(App and web page records)
● ● ● ● ●
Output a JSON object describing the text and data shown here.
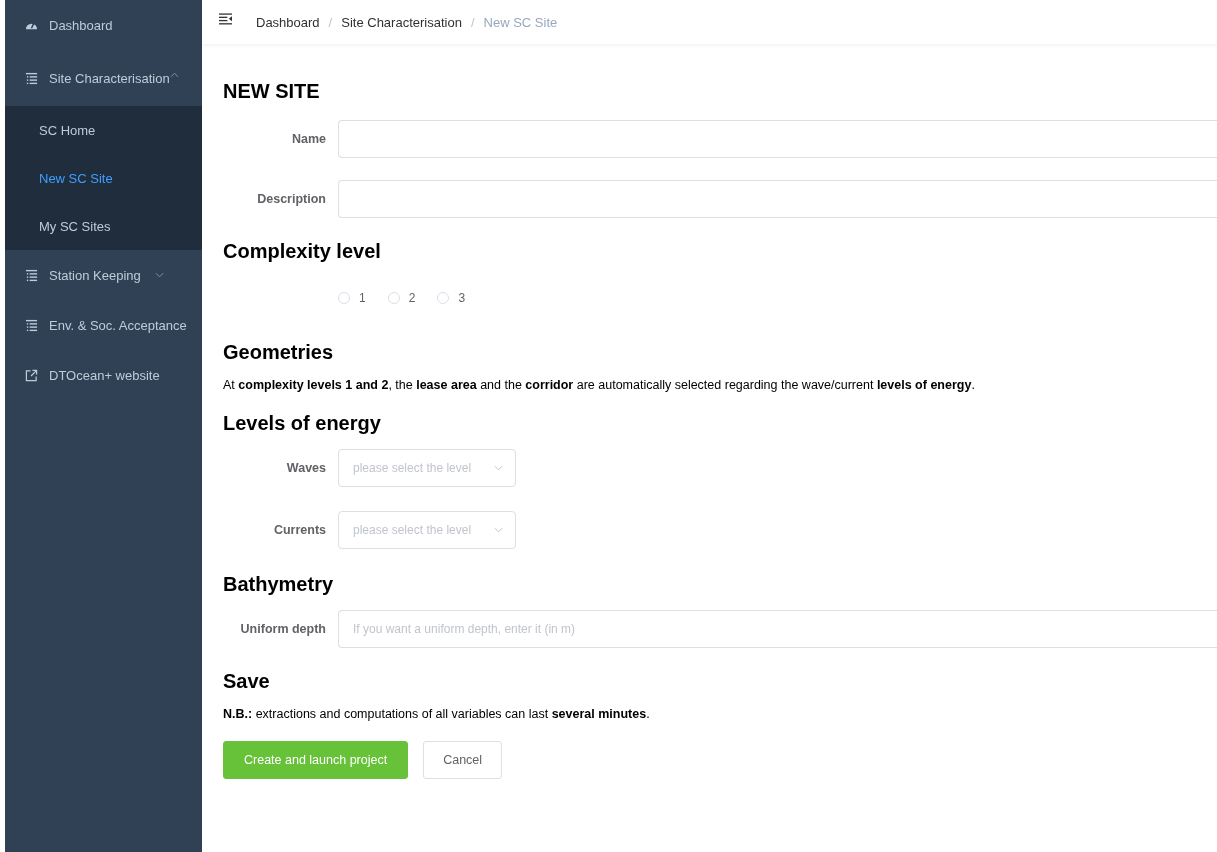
{
  "sidebar": {
    "items": [
      {
        "kind": "dashboard",
        "label": "Dashboard"
      },
      {
        "kind": "menu",
        "label": "Site Characterisation",
        "expanded": true,
        "children": [
          {
            "label": "SC Home",
            "selected": false
          },
          {
            "label": "New SC Site",
            "selected": true
          },
          {
            "label": "My SC Sites",
            "selected": false
          }
        ]
      },
      {
        "kind": "menu",
        "label": "Station Keeping",
        "expanded": false
      },
      {
        "kind": "entry",
        "label": "Env. & Soc. Acceptance"
      },
      {
        "kind": "external",
        "label": "DTOcean+ website"
      }
    ]
  },
  "breadcrumb": [
    {
      "label": "Dashboard"
    },
    {
      "separator": "/",
      "label": "Site Characterisation"
    },
    {
      "separator": "/",
      "label": "New SC Site"
    }
  ],
  "title": "NEW SITE",
  "fields": [
    {
      "label": "Name"
    },
    {
      "label": "Description"
    }
  ],
  "complexity": {
    "heading": "Complexity level",
    "options": [
      {
        "label": "1",
        "selected": false
      },
      {
        "label": "2",
        "selected": false
      },
      {
        "label": "3",
        "selected": false
      }
    ]
  },
  "geometries": {
    "heading": "Geometries",
    "text": "At **complexity levels 1 and 2**, the **lease area** and the **corridor** are automatically selected regarding the wave/current **levels of energy**."
  },
  "energy": {
    "heading": "Levels of energy",
    "selects": [
      {
        "label": "Waves",
        "placeholder": "please select the level"
      },
      {
        "label": "Currents",
        "placeholder": "please select the level"
      }
    ]
  },
  "bathymetry": {
    "heading": "Bathymetry",
    "label": "Uniform depth",
    "placeholder": "If you want a uniform depth, enter it (in m)"
  },
  "save": {
    "heading": "Save",
    "note": "**N.B.:** extractions and computations of all variables can last **several minutes**.",
    "primary": "Create and launch project",
    "cancel": "Cancel"
  }
}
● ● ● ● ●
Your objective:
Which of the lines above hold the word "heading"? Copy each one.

Solution:
    "heading": "Complexity level",
    "heading": "Geometries",
    "heading": "Levels of energy",
    "heading": "Bathymetry",
    "heading": "Save",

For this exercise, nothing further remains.